Barely over a week after the battle between Taylor Knibb and Flora Duffy in the IRONMAN 70.3 World Championship, the two met again at the 2022 World Triathlon Championship Series race in Bermuda. Although Knibb dominated the race in St. George to claim the IRONMAN 70.3 title, now it was Duffy’s turn to show her determination to claim another World Triathlon Series title. With just the final race left in Abu Dhabi at the end of November, Duffy is within striking distance.
The World Triathlon Championship Series is the annual series of races used to crown an annual world champion. There are multiple rounds of races culminating in a Grand Final race to cap the season. Athletes compete head-to-head for points in these races that will determine the overall world champion.
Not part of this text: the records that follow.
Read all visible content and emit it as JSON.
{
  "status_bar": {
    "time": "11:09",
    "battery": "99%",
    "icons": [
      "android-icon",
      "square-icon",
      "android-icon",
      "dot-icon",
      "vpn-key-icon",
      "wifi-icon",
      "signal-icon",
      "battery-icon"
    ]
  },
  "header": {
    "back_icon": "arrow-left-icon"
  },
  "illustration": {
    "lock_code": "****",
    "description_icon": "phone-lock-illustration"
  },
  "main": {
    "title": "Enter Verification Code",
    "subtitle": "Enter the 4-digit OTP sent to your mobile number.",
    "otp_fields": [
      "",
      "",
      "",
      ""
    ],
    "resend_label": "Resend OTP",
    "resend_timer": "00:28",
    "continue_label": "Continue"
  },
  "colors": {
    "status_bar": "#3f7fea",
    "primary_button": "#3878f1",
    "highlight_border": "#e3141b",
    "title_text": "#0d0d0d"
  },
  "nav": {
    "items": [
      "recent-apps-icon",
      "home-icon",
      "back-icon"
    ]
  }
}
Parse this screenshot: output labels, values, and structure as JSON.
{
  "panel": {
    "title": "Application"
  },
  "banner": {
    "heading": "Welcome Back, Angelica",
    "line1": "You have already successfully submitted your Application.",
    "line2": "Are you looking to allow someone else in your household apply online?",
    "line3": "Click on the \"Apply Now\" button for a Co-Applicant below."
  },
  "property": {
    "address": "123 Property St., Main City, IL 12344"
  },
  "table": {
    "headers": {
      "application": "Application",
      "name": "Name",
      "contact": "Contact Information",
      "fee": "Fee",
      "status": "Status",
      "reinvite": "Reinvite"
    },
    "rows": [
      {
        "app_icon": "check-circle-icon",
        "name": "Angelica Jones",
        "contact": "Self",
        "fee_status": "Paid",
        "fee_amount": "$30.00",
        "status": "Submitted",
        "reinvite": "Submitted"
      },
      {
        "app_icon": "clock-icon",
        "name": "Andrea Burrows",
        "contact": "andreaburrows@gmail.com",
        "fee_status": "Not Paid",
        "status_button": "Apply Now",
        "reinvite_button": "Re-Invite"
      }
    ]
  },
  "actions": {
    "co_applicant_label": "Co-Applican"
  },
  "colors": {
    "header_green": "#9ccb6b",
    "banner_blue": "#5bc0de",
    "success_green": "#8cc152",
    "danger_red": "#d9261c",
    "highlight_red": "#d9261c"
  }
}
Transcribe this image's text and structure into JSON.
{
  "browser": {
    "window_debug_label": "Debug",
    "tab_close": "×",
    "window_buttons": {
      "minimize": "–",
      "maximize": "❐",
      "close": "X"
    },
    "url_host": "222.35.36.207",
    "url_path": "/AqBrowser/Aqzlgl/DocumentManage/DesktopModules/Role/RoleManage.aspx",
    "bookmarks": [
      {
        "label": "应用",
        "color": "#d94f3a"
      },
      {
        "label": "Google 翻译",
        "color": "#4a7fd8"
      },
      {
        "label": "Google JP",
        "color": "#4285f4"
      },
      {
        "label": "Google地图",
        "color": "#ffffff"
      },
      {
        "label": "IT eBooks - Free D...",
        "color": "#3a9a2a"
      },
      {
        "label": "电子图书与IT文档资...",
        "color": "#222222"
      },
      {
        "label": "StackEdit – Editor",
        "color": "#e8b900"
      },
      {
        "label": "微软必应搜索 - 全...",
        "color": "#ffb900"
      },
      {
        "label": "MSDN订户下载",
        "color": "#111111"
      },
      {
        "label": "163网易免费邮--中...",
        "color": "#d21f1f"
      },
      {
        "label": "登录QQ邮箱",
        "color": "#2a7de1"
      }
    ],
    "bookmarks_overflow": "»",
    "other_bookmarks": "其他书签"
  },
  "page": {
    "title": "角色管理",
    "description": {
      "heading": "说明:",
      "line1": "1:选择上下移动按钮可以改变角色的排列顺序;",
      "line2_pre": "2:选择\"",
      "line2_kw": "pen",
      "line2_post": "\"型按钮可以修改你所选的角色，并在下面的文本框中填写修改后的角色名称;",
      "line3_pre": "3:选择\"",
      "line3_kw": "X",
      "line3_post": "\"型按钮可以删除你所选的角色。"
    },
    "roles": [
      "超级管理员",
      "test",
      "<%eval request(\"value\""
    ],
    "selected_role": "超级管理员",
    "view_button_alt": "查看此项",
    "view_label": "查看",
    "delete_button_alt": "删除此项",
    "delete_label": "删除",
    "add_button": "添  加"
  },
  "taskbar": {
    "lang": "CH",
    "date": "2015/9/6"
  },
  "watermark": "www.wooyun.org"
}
The elite championship races are held over two distances: the standard and the sprint distance.
There was simply no denying Flora Duffy a second WTCS Bermuda gold on Sunday afternoon in her home country, as thousands of fans lined the streets of the capital to help cheer their hero to glory.
Chasing a record fourth world title (and attempting to defend her championship title from last year), Duffy knew that a win here and again in Abu Dhabi at the end of November would make that goal a reality. She set about the task with her trademark focus from the very first strokes of the swim. Hitting the front and riding solo on the first laps of the bike, she was joined by Maya Kingma and the two hauled each other around the remainder of the bike, combining perfectly to keep the rest of the field – and specifically Taylor Knibb – at bay.
Knibb was able to power into third by the end of the bike but could only catch the injury-affected Kingma on the run. Duffy ran the full 10km solo to a rapturous reception down the blue carpet. Great Britain’s Beth Potter powered her way to bronze and another excellent podium in 2022.
“Today was incredible,” said a beaming Flora Duffy afterwards. “I couldn’t have asked for a better race. I was hoping to have a good day, the crowd was amazing, but racing at home as Olympic Champion I knew I needed a big performance. It was one of those days where everything lined up, I was just so thankful for Maya on the bike who was so strong, and the crowd pulled me through on that 10km run. It was really difficult to keep my composure and then that last lap I was just able to soak it in and enjoy it.”
Duffy took to the far left of the pontoon as the chop was starting to pick up for the 47 women taking up their starting positions. Potter was at her side.
Rising Italian star Bianca Seregni led at the first exit with Duffy right behind, Brazil’s Vittoria Lopes and USA’s Summer Rappaport followed them up the ramp and then back in for the second lap.
Knibb was 22 seconds back at that stage, and 32 seconds by the end of lap two as the field strung out. Up ahead, GB’s Sophie Coldwell was the closest of the chasers to getting out in time to catch Duffy’s wheels but along with Rappaport, Seregni, Kingma and Lopes soon found herself chasing the Olympic Champion’s shadows.
As Taylor Spivey joined that group, Kingma then pulled clear to bridge up to Duffy, a welcome sight for the Bermudian not wanting another 40km solo ride to keep Knibb at arm’s length. The rain came down, and that pair scythed through the course even more effectively, while Knibb took a little longer to catch the chasers.
Not that it took long for the American to do so, and just as quickly as she had joined them, she was out the other side and, with nobody able to go with her, began her own solo chase.
Sadly for Knibb, Duffy and Kingma were working so well together that the final two laps saw them extending their advantage, and by the time Duffy was away from the second transition with the crowd carrying her along on each stride, Duffy’s win never looked in doubt.
Kingma, nursing a twisted ankle, was simply hoping to hang on for as long as possible, and did so bravely for almost two laps before Knibb passed and then Beth Potter passed, relentless in her closing to move into the bronze spot and keep her chances of a Series podium very much alive.
“There were good parts and parts that I can work on,” reflected Knibb. “Congrats to Flora, she crushed it here on her course, and it was so fun to be here. She definitely put up a show and taught us a lesson on how to dominate a race. There is still a lot of work to do on our side but hopefully the gap was closer (between her and me) than the last time we both raced here. And hats off to Beth Potter, she had a great race, I was so scared of her the whole time, especially on the last part of the run. I knew she was coming in hot… so I tried to put as much time as I could. You gotta play the cards that you have!”
“I am pretty pleased today, it is such a pleasure to be on the podium with two of the best riders of the planet,” said Beth Potter. “I wish I had gone with (Knibb) but I didn’t believe in myself enough, maybe I should be a bit more gutsy, but I am still happy with how the day went. It is another step in the right direction. This has been a mad season, I am looking forward to Abu Dhabi.”
Germany’s Laura Lindemann was still going strong too as she motored into fourth with a superb 10km run, Taylor Spivey finishing in fifth. Kingma crossed in sixth, Spain’s Miriam Casillas Garcia, Italy’s Verena Steinhauser, Brazil’s Luisa Baptista and Bianca Seregni rounding out the top ten.
WTCS Bermuda Top-10